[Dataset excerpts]
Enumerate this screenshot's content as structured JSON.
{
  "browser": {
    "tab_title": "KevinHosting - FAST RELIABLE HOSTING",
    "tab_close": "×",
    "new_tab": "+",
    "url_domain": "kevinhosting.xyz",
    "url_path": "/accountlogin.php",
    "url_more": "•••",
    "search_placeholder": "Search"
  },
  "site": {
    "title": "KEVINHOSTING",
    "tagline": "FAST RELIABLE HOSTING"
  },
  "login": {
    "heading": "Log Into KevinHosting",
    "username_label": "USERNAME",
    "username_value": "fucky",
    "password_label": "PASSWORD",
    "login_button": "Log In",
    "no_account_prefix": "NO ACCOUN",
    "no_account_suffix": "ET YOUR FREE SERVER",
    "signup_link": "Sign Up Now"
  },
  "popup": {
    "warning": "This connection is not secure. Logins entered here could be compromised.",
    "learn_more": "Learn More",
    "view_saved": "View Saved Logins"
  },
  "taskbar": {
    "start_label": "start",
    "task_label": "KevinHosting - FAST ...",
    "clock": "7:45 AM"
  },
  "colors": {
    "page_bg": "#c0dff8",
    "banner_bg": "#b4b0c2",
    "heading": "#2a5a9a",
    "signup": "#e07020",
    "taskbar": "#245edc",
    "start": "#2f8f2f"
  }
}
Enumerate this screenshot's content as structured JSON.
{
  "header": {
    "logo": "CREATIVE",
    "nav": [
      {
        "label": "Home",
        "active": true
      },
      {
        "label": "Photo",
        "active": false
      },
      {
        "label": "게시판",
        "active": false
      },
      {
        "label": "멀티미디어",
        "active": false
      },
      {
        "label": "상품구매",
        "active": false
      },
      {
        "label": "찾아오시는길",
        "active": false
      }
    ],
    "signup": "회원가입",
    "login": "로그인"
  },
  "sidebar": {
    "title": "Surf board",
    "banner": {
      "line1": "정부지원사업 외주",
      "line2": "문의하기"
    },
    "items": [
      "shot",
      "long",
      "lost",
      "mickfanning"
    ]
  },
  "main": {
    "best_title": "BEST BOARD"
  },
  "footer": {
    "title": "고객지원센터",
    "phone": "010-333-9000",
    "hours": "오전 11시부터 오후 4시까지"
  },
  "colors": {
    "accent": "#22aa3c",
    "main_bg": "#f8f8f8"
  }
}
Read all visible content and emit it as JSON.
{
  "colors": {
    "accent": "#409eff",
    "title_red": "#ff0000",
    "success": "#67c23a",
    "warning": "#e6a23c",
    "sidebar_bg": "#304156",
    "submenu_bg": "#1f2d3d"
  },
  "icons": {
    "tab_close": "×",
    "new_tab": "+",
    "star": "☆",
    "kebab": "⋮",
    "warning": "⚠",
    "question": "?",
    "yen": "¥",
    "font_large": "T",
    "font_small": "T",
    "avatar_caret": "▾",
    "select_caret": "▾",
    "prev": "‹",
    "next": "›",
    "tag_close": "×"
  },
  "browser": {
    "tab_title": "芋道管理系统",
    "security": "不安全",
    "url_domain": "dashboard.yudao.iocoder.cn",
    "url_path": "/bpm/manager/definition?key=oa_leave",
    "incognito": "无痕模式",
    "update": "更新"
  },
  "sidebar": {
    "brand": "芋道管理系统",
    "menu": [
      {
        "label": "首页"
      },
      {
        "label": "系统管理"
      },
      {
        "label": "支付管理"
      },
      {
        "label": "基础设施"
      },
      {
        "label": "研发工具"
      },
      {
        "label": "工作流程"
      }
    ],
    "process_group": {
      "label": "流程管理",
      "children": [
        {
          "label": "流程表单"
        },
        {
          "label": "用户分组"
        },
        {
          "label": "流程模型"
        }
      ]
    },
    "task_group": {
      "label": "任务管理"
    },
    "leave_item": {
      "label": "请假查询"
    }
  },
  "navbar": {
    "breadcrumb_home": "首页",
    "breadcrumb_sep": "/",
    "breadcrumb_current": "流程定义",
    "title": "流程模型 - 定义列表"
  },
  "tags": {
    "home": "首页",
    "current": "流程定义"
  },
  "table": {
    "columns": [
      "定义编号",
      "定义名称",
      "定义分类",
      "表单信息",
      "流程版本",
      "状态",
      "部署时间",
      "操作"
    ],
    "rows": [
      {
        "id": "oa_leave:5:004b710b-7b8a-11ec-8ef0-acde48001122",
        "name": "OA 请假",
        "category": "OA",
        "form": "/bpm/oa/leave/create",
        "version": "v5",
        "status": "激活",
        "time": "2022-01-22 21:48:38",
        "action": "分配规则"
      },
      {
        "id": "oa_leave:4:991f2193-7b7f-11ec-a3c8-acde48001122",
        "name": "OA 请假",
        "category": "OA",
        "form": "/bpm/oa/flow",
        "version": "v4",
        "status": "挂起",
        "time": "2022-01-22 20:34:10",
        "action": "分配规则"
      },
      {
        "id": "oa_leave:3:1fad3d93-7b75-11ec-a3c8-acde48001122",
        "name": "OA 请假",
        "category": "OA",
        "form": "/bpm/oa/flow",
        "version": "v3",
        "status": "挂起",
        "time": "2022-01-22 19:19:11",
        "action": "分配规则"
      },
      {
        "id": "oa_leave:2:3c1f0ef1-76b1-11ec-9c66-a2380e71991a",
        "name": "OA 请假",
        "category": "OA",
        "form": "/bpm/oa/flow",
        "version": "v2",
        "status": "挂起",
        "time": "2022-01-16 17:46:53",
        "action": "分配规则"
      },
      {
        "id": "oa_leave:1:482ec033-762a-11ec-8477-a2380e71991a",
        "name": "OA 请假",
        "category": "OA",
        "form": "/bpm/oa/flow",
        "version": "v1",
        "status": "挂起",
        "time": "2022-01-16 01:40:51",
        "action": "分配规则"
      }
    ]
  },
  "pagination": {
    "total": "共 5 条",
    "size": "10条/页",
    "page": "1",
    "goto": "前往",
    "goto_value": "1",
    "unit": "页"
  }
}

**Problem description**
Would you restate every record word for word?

**Written solution**
Enumerate this screenshot's content as structured JSON.
{
  "browser": {
    "tab_title": "KevinHosting - FAST RELIABLE HOSTING",
    "tab_close": "×",
    "new_tab": "+",
    "url_domain": "kevinhosting.xyz",
    "url_path": "/accountlogin.php",
    "url_more": "•••",
    "search_placeholder": "Search"
  },
  "site": {
    "title": "KEVINHOSTING",
    "tagline": "FAST RELIABLE HOSTING"
  },
  "login": {
    "heading": "Log Into KevinHosting",
    "username_label": "USERNAME",
    "username_value": "fucky",
    "password_label": "PASSWORD",
    "login_button": "Log In",
    "no_account_prefix": "NO ACCOUN",
    "no_account_suffix": "ET YOUR FREE SERVER",
    "signup_link": "Sign Up Now"
  },
  "popup": {
    "warning": "This connection is not secure. Logins entered here could be compromised.",
    "learn_more": "Learn More",
    "view_saved": "View Saved Logins"
  },
  "taskbar": {
    "start_label": "start",
    "task_label": "KevinHosting - FAST ...",
    "clock": "7:45 AM"
  },
  "colors": {
    "page_bg": "#c0dff8",
    "banner_bg": "#b4b0c2",
    "heading": "#2a5a9a",
    "signup": "#e07020",
    "taskbar": "#245edc",
    "start": "#2f8f2f"
  }
}
Enumerate this screenshot's content as structured JSON.
{
  "header": {
    "logo": "CREATIVE",
    "nav": [
      {
        "label": "Home",
        "active": true
      },
      {
        "label": "Photo",
        "active": false
      },
      {
        "label": "게시판",
        "active": false
      },
      {
        "label": "멀티미디어",
        "active": false
      },
      {
        "label": "상품구매",
        "active": false
      },
      {
        "label": "찾아오시는길",
        "active": false
      }
    ],
    "signup": "회원가입",
    "login": "로그인"
  },
  "sidebar": {
    "title": "Surf board",
    "banner": {
      "line1": "정부지원사업 외주",
      "line2": "문의하기"
    },
    "items": [
      "shot",
      "long",
      "lost",
      "mickfanning"
    ]
  },
  "main": {
    "best_title": "BEST BOARD"
  },
  "footer": {
    "title": "고객지원센터",
    "phone": "010-333-9000",
    "hours": "오전 11시부터 오후 4시까지"
  },
  "colors": {
    "accent": "#22aa3c",
    "main_bg": "#f8f8f8"
  }
}
Read all visible content and emit it as JSON.
{
  "colors": {
    "accent": "#409eff",
    "title_red": "#ff0000",
    "success": "#67c23a",
    "warning": "#e6a23c",
    "sidebar_bg": "#304156",
    "submenu_bg": "#1f2d3d"
  },
  "icons": {
    "tab_close": "×",
    "new_tab": "+",
    "star": "☆",
    "kebab": "⋮",
    "warning": "⚠",
    "question": "?",
    "yen": "¥",
    "font_large": "T",
    "font_small": "T",
    "avatar_caret": "▾",
    "select_caret": "▾",
    "prev": "‹",
    "next": "›",
    "tag_close": "×"
  },
  "browser": {
    "tab_title": "芋道管理系统",
    "security": "不安全",
    "url_domain": "dashboard.yudao.iocoder.cn",
    "url_path": "/bpm/manager/definition?key=oa_leave",
    "incognito": "无痕模式",
    "update": "更新"
  },
  "sidebar": {
    "brand": "芋道管理系统",
    "menu": [
      {
        "label": "首页"
      },
      {
        "label": "系统管理"
      },
      {
        "label": "支付管理"
      },
      {
        "label": "基础设施"
      },
      {
        "label": "研发工具"
      },
      {
        "label": "工作流程"
      }
    ],
    "process_group": {
      "label": "流程管理",
      "children": [
        {
          "label": "流程表单"
        },
        {
          "label": "用户分组"
        },
        {
          "label": "流程模型"
        }
      ]
    },
    "task_group": {
      "label": "任务管理"
    },
    "leave_item": {
      "label": "请假查询"
    }
  },
  "navbar": {
    "breadcrumb_home": "首页",
    "breadcrumb_sep": "/",
    "breadcrumb_current": "流程定义",
    "title": "流程模型 - 定义列表"
  },
  "tags": {
    "home": "首页",
    "current": "流程定义"
  },
  "table": {
    "columns": [
      "定义编号",
      "定义名称",
      "定义分类",
      "表单信息",
      "流程版本",
      "状态",
      "部署时间",
      "操作"
    ],
    "rows": [
      {
        "id": "oa_leave:5:004b710b-7b8a-11ec-8ef0-acde48001122",
        "name": "OA 请假",
        "category": "OA",
        "form": "/bpm/oa/leave/create",
        "version": "v5",
        "status": "激活",
        "time": "2022-01-22 21:48:38",
        "action": "分配规则"
      },
      {
        "id": "oa_leave:4:991f2193-7b7f-11ec-a3c8-acde48001122",
        "name": "OA 请假",
        "category": "OA",
        "form": "/bpm/oa/flow",
        "version": "v4",
        "status": "挂起",
        "time": "2022-01-22 20:34:10",
        "action": "分配规则"
      },
      {
        "id": "oa_leave:3:1fad3d93-7b75-11ec-a3c8-acde48001122",
        "name": "OA 请假",
        "category": "OA",
        "form": "/bpm/oa/flow",
        "version": "v3",
        "status": "挂起",
        "time": "2022-01-22 19:19:11",
        "action": "分配规则"
      },
      {
        "id": "oa_leave:2:3c1f0ef1-76b1-11ec-9c66-a2380e71991a",
        "name": "OA 请假",
        "category": "OA",
        "form": "/bpm/oa/flow",
        "version": "v2",
        "status": "挂起",
        "time": "2022-01-16 17:46:53",
        "action": "分配规则"
      },
      {
        "id": "oa_leave:1:482ec033-762a-11ec-8477-a2380e71991a",
        "name": "OA 请假",
        "category": "OA",
        "form": "/bpm/oa/flow",
        "version": "v1",
        "status": "挂起",
        "time": "2022-01-16 01:40:51",
        "action": "分配规则"
      }
    ]
  },
  "pagination": {
    "total": "共 5 条",
    "size": "10条/页",
    "page": "1",
    "goto": "前往",
    "goto_value": "1",
    "unit": "页"
  }
}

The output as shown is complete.